## DATASET EXCERPTS
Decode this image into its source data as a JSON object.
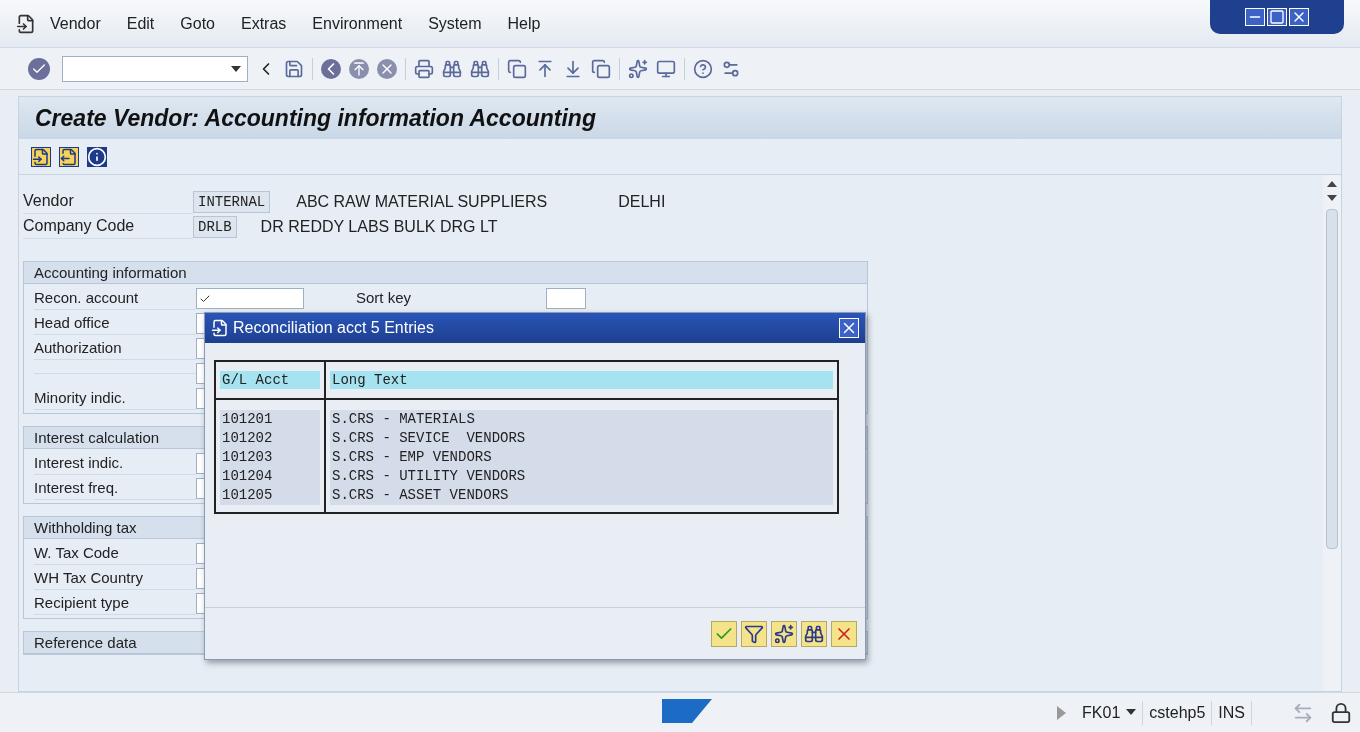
{
  "menu": [
    "Vendor",
    "Edit",
    "Goto",
    "Extras",
    "Environment",
    "System",
    "Help"
  ],
  "screen_title": "Create Vendor: Accounting information Accounting",
  "header": [
    {
      "label": "Vendor",
      "value": "INTERNAL",
      "text": "ABC RAW MATERIAL SUPPLIERS",
      "extra": "DELHI"
    },
    {
      "label": "Company Code",
      "value": "DRLB",
      "text": "DR REDDY LABS BULK DRG LT"
    }
  ],
  "sections": [
    {
      "title": "Accounting information",
      "rows": [
        {
          "label": "Recon. account",
          "side_label": "Sort key"
        },
        {
          "label": "Head office"
        },
        {
          "label": "Authorization"
        },
        {
          "label": ""
        },
        {
          "label": "Minority indic."
        }
      ]
    },
    {
      "title": "Interest calculation",
      "rows": [
        {
          "label": "Interest indic."
        },
        {
          "label": "Interest freq."
        }
      ]
    },
    {
      "title": "Withholding tax",
      "rows": [
        {
          "label": "W. Tax Code"
        },
        {
          "label": "WH Tax Country"
        },
        {
          "label": "Recipient type"
        }
      ]
    },
    {
      "title": "Reference data"
    }
  ],
  "dialog": {
    "title": "Reconciliation acct 5 Entries",
    "columns": [
      "G/L Acct",
      "Long Text"
    ],
    "rows": [
      [
        "101201",
        "S.CRS - MATERIALS"
      ],
      [
        "101202",
        "S.CRS - SEVICE  VENDORS"
      ],
      [
        "101203",
        "S.CRS - EMP VENDORS"
      ],
      [
        "101204",
        "S.CRS - UTILITY VENDORS"
      ],
      [
        "101205",
        "S.CRS - ASSET VENDORS"
      ]
    ]
  },
  "status_bar": {
    "transaction": "FK01",
    "server": "cstehp5",
    "mode": "INS"
  }
}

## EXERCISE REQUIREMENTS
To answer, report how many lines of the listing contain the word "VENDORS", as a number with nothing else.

## PROBLEM SOLUTION
4